# What is Evaluation Metric?

Evaluation is always good in any field, right! In the case of machine learning, it is the best practice. The following are the criterias to be kept in mind while doing evaluation in Machine learning.

• Confusion Matrix: It creates a N X N matrix, where N is the number of classes or categories that are to be predicted. Here we have N = 2, so we get 2 X 2 matrix. Suppose there is a problem for our practice which is a binary classification.

There are 4 terms you should keep in mind:

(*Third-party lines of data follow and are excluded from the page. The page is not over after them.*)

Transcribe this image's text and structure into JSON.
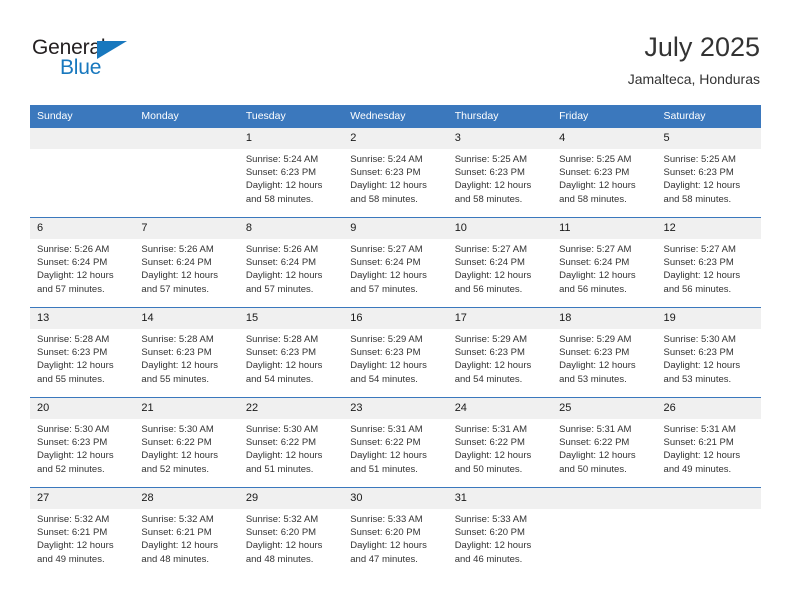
{
  "brand": {
    "name_top": "General",
    "name_bottom": "Blue",
    "color_blue": "#1878be",
    "color_dark": "#231f20"
  },
  "header": {
    "month_title": "July 2025",
    "location": "Jamalteca, Honduras",
    "header_bg": "#3b78bd",
    "date_band_bg": "#f0f0f0"
  },
  "weekdays": [
    "Sunday",
    "Monday",
    "Tuesday",
    "Wednesday",
    "Thursday",
    "Friday",
    "Saturday"
  ],
  "weeks": [
    [
      {
        "day": "",
        "lines": []
      },
      {
        "day": "",
        "lines": []
      },
      {
        "day": "1",
        "lines": [
          "Sunrise: 5:24 AM",
          "Sunset: 6:23 PM",
          "Daylight: 12 hours",
          "and 58 minutes."
        ]
      },
      {
        "day": "2",
        "lines": [
          "Sunrise: 5:24 AM",
          "Sunset: 6:23 PM",
          "Daylight: 12 hours",
          "and 58 minutes."
        ]
      },
      {
        "day": "3",
        "lines": [
          "Sunrise: 5:25 AM",
          "Sunset: 6:23 PM",
          "Daylight: 12 hours",
          "and 58 minutes."
        ]
      },
      {
        "day": "4",
        "lines": [
          "Sunrise: 5:25 AM",
          "Sunset: 6:23 PM",
          "Daylight: 12 hours",
          "and 58 minutes."
        ]
      },
      {
        "day": "5",
        "lines": [
          "Sunrise: 5:25 AM",
          "Sunset: 6:23 PM",
          "Daylight: 12 hours",
          "and 58 minutes."
        ]
      }
    ],
    [
      {
        "day": "6",
        "lines": [
          "Sunrise: 5:26 AM",
          "Sunset: 6:24 PM",
          "Daylight: 12 hours",
          "and 57 minutes."
        ]
      },
      {
        "day": "7",
        "lines": [
          "Sunrise: 5:26 AM",
          "Sunset: 6:24 PM",
          "Daylight: 12 hours",
          "and 57 minutes."
        ]
      },
      {
        "day": "8",
        "lines": [
          "Sunrise: 5:26 AM",
          "Sunset: 6:24 PM",
          "Daylight: 12 hours",
          "and 57 minutes."
        ]
      },
      {
        "day": "9",
        "lines": [
          "Sunrise: 5:27 AM",
          "Sunset: 6:24 PM",
          "Daylight: 12 hours",
          "and 57 minutes."
        ]
      },
      {
        "day": "10",
        "lines": [
          "Sunrise: 5:27 AM",
          "Sunset: 6:24 PM",
          "Daylight: 12 hours",
          "and 56 minutes."
        ]
      },
      {
        "day": "11",
        "lines": [
          "Sunrise: 5:27 AM",
          "Sunset: 6:24 PM",
          "Daylight: 12 hours",
          "and 56 minutes."
        ]
      },
      {
        "day": "12",
        "lines": [
          "Sunrise: 5:27 AM",
          "Sunset: 6:23 PM",
          "Daylight: 12 hours",
          "and 56 minutes."
        ]
      }
    ],
    [
      {
        "day": "13",
        "lines": [
          "Sunrise: 5:28 AM",
          "Sunset: 6:23 PM",
          "Daylight: 12 hours",
          "and 55 minutes."
        ]
      },
      {
        "day": "14",
        "lines": [
          "Sunrise: 5:28 AM",
          "Sunset: 6:23 PM",
          "Daylight: 12 hours",
          "and 55 minutes."
        ]
      },
      {
        "day": "15",
        "lines": [
          "Sunrise: 5:28 AM",
          "Sunset: 6:23 PM",
          "Daylight: 12 hours",
          "and 54 minutes."
        ]
      },
      {
        "day": "16",
        "lines": [
          "Sunrise: 5:29 AM",
          "Sunset: 6:23 PM",
          "Daylight: 12 hours",
          "and 54 minutes."
        ]
      },
      {
        "day": "17",
        "lines": [
          "Sunrise: 5:29 AM",
          "Sunset: 6:23 PM",
          "Daylight: 12 hours",
          "and 54 minutes."
        ]
      },
      {
        "day": "18",
        "lines": [
          "Sunrise: 5:29 AM",
          "Sunset: 6:23 PM",
          "Daylight: 12 hours",
          "and 53 minutes."
        ]
      },
      {
        "day": "19",
        "lines": [
          "Sunrise: 5:30 AM",
          "Sunset: 6:23 PM",
          "Daylight: 12 hours",
          "and 53 minutes."
        ]
      }
    ],
    [
      {
        "day": "20",
        "lines": [
          "Sunrise: 5:30 AM",
          "Sunset: 6:23 PM",
          "Daylight: 12 hours",
          "and 52 minutes."
        ]
      },
      {
        "day": "21",
        "lines": [
          "Sunrise: 5:30 AM",
          "Sunset: 6:22 PM",
          "Daylight: 12 hours",
          "and 52 minutes."
        ]
      },
      {
        "day": "22",
        "lines": [
          "Sunrise: 5:30 AM",
          "Sunset: 6:22 PM",
          "Daylight: 12 hours",
          "and 51 minutes."
        ]
      },
      {
        "day": "23",
        "lines": [
          "Sunrise: 5:31 AM",
          "Sunset: 6:22 PM",
          "Daylight: 12 hours",
          "and 51 minutes."
        ]
      },
      {
        "day": "24",
        "lines": [
          "Sunrise: 5:31 AM",
          "Sunset: 6:22 PM",
          "Daylight: 12 hours",
          "and 50 minutes."
        ]
      },
      {
        "day": "25",
        "lines": [
          "Sunrise: 5:31 AM",
          "Sunset: 6:22 PM",
          "Daylight: 12 hours",
          "and 50 minutes."
        ]
      },
      {
        "day": "26",
        "lines": [
          "Sunrise: 5:31 AM",
          "Sunset: 6:21 PM",
          "Daylight: 12 hours",
          "and 49 minutes."
        ]
      }
    ],
    [
      {
        "day": "27",
        "lines": [
          "Sunrise: 5:32 AM",
          "Sunset: 6:21 PM",
          "Daylight: 12 hours",
          "and 49 minutes."
        ]
      },
      {
        "day": "28",
        "lines": [
          "Sunrise: 5:32 AM",
          "Sunset: 6:21 PM",
          "Daylight: 12 hours",
          "and 48 minutes."
        ]
      },
      {
        "day": "29",
        "lines": [
          "Sunrise: 5:32 AM",
          "Sunset: 6:20 PM",
          "Daylight: 12 hours",
          "and 48 minutes."
        ]
      },
      {
        "day": "30",
        "lines": [
          "Sunrise: 5:33 AM",
          "Sunset: 6:20 PM",
          "Daylight: 12 hours",
          "and 47 minutes."
        ]
      },
      {
        "day": "31",
        "lines": [
          "Sunrise: 5:33 AM",
          "Sunset: 6:20 PM",
          "Daylight: 12 hours",
          "and 46 minutes."
        ]
      },
      {
        "day": "",
        "lines": []
      },
      {
        "day": "",
        "lines": []
      }
    ]
  ]
}
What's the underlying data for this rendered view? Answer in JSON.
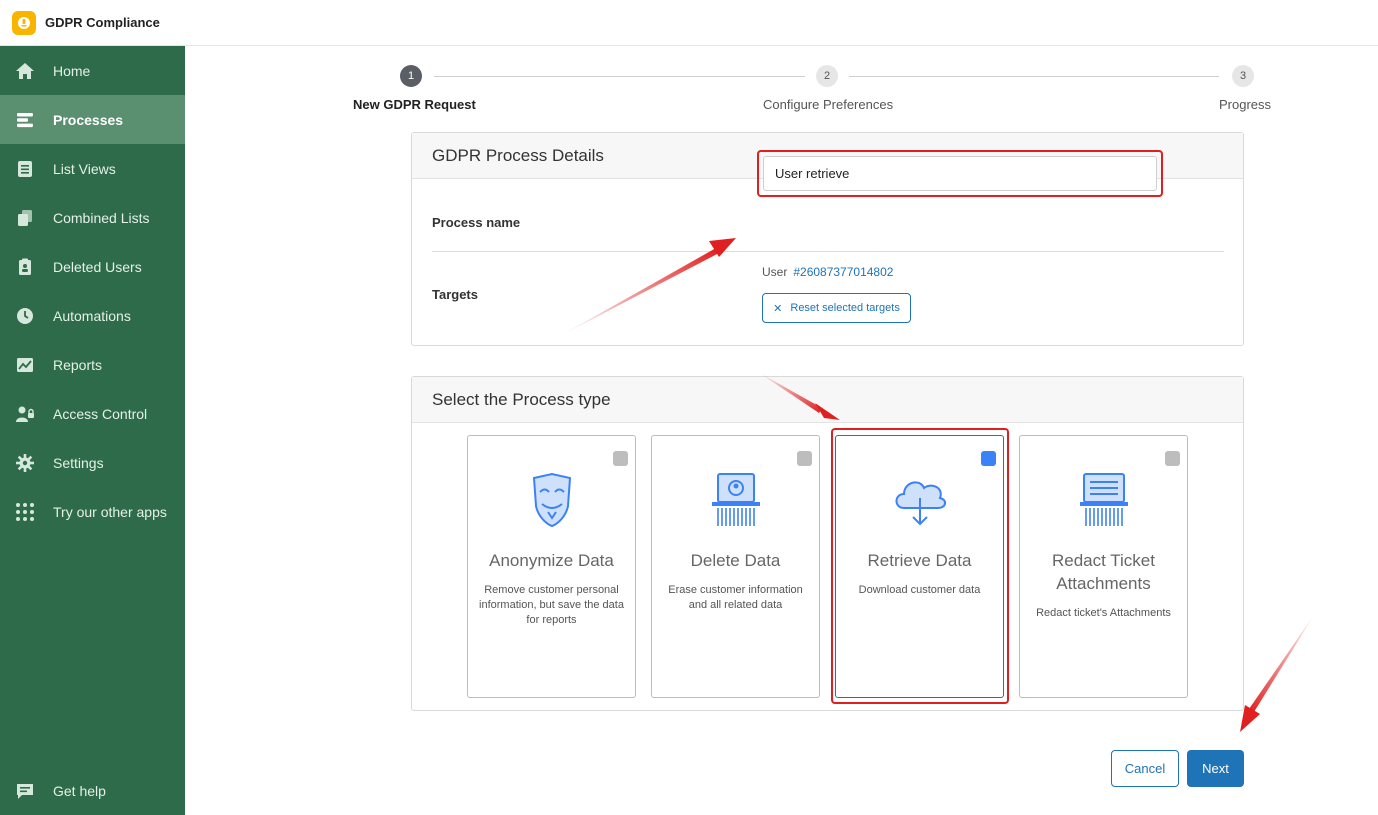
{
  "app": {
    "title": "GDPR Compliance"
  },
  "sidebar": {
    "items": [
      {
        "label": "Home",
        "icon": "home-icon"
      },
      {
        "label": "Processes",
        "icon": "processes-icon",
        "active": true
      },
      {
        "label": "List Views",
        "icon": "list-views-icon"
      },
      {
        "label": "Combined Lists",
        "icon": "combined-lists-icon"
      },
      {
        "label": "Deleted Users",
        "icon": "deleted-users-icon"
      },
      {
        "label": "Automations",
        "icon": "clock-icon"
      },
      {
        "label": "Reports",
        "icon": "chart-icon"
      },
      {
        "label": "Access Control",
        "icon": "access-control-icon"
      },
      {
        "label": "Settings",
        "icon": "gear-icon"
      },
      {
        "label": "Try our other apps",
        "icon": "apps-grid-icon"
      }
    ],
    "help": {
      "label": "Get help",
      "icon": "chat-icon"
    }
  },
  "stepper": {
    "steps": [
      {
        "number": "1",
        "label": "New GDPR Request",
        "active": true
      },
      {
        "number": "2",
        "label": "Configure Preferences"
      },
      {
        "number": "3",
        "label": "Progress"
      }
    ]
  },
  "details": {
    "title": "GDPR Process Details",
    "process_name_label": "Process name",
    "process_name_value": "User retrieve",
    "targets_label": "Targets",
    "target_type": "User",
    "target_id": "#26087377014802",
    "reset_label": "Reset selected targets"
  },
  "process_type": {
    "title": "Select the Process type",
    "cards": [
      {
        "title": "Anonymize Data",
        "desc": "Remove customer personal information, but save the data for reports",
        "icon": "mask-icon"
      },
      {
        "title": "Delete Data",
        "desc": "Erase customer information and all related data",
        "icon": "shredder-icon"
      },
      {
        "title": "Retrieve Data",
        "desc": "Download customer data",
        "icon": "cloud-download-icon",
        "selected": true
      },
      {
        "title": "Redact Ticket Attachments",
        "desc": "Redact ticket's Attachments",
        "icon": "document-shredder-icon"
      }
    ]
  },
  "footer": {
    "cancel_label": "Cancel",
    "next_label": "Next"
  },
  "colors": {
    "sidebar": "#2e6b4a",
    "sidebar_active": "#5a8f70",
    "primary": "#1f73b7",
    "annotation": "#e02020",
    "logo": "#f7b500"
  }
}
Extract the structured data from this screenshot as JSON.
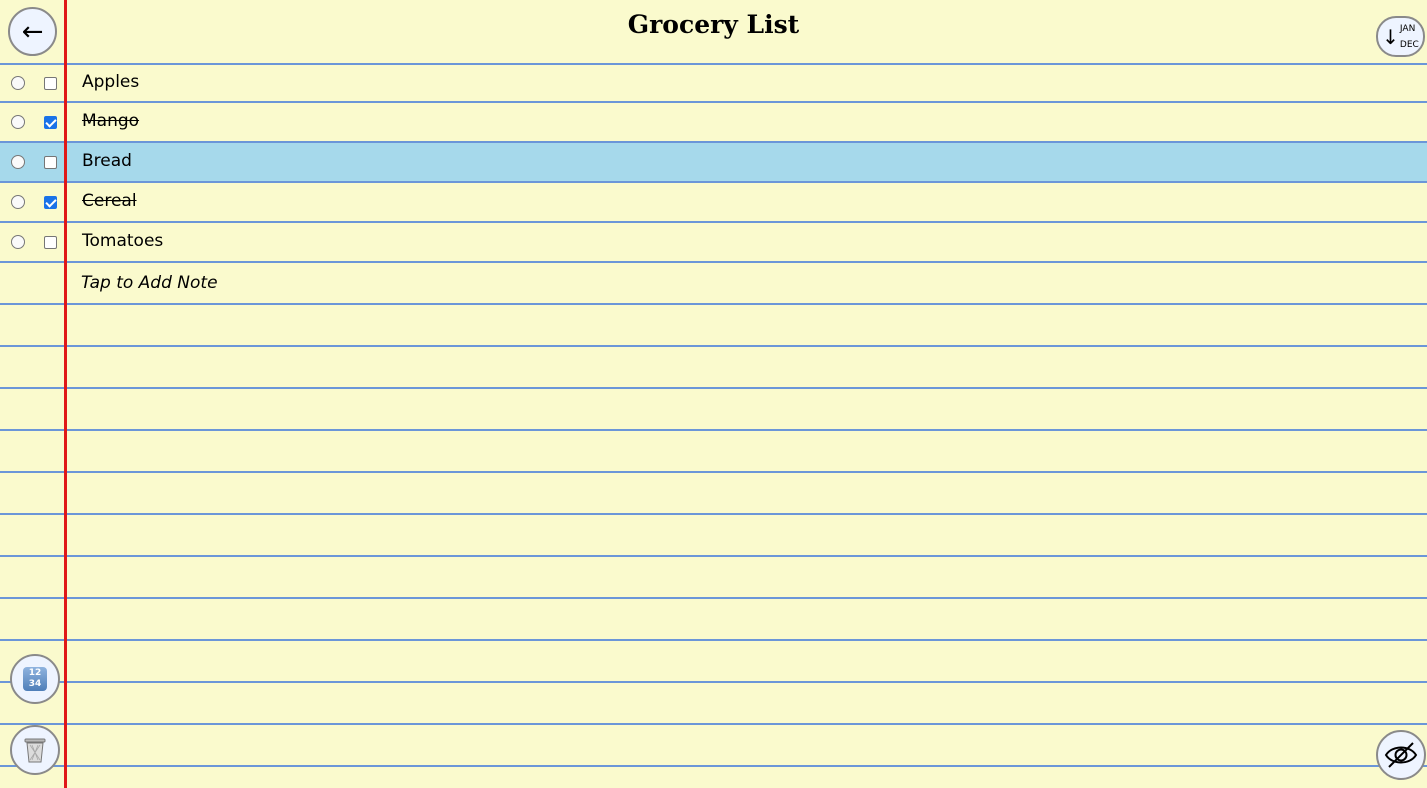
{
  "header": {
    "title": "Grocery List",
    "back_icon": "arrow-left-icon",
    "sort": {
      "icon": "sort-down-icon",
      "from": "JAN",
      "to": "DEC"
    }
  },
  "items": [
    {
      "label": "Apples",
      "checked": false,
      "selected": false
    },
    {
      "label": "Mango",
      "checked": true,
      "selected": false
    },
    {
      "label": "Bread",
      "checked": false,
      "selected": true
    },
    {
      "label": "Cereal",
      "checked": true,
      "selected": false
    },
    {
      "label": "Tomatoes",
      "checked": false,
      "selected": false
    }
  ],
  "add_note": "Tap to Add Note",
  "footer": {
    "numbers_icon": "numbers-1234-icon",
    "numbers_digits": [
      "12",
      "34"
    ],
    "trash_icon": "trash-icon",
    "visibility_icon": "eye-slash-icon"
  },
  "colors": {
    "paper": "#fafacd",
    "rule": "#6b96d8",
    "margin": "#e01818",
    "selected_row": "#a6d9eb",
    "checkbox_on": "#1a73e8"
  }
}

1. True Positives: It is the case where we predicted Yes and the real output was also yes.
2. True Negatives: It is the case where we predicted No and the real output was also No.
3. False Positives: It is the case where we predicted Yes but it was actually No.
4. False Negatives: It is the case where we predicted No but it was actually Yes.
• Classification Accuracy: Classification accuracy is the accuracy we generally mean, Whenever we use the term accuracy. We calculate this by calculating the ratio of correct predictions by a total number of input Samples.

• Logarithmic loss: It is also known as Log loss. Its basic working propaganda is by penalizing the false (False Positive) classification. It usually works well with multi-class classification. Working of Log loss, the classifier should assign a probability for each and every class of all the samples.

• Area under Curve: It is one of the widely used metrics and basically used for binary classification. A U C of a classifier is defined as the probability of a classifier that will rank a randomly chosen positive example higher than a negative example. Before going into A U C more, let me make you comfortable with few basic terms.

• F1 score: It is a harmonic mean between recall and precision. Its range is [0,1]. This metric usually tells us how precise (It correctly classifies how many instances) and robust (does not miss any significant number of instances) our classifier is.

• Mean Absolute Error: It is the average distance between Predicted and original values. Basically it gives how we have predicted from the actual output. However, there is one limitation i.e. it doesnâ€™t give any idea about the direction of the error which is whether we are under-predicting or over-predicting our data.

• Mean Squared Error: It is similar to mean absolute error but the difference is it takes the square of average of between predicted and original values. The main advantage to take this metric is here, it is easier to calculate the gradient whereas in the case of mean absolute error it takes complicated programming tools to calculate the gradient.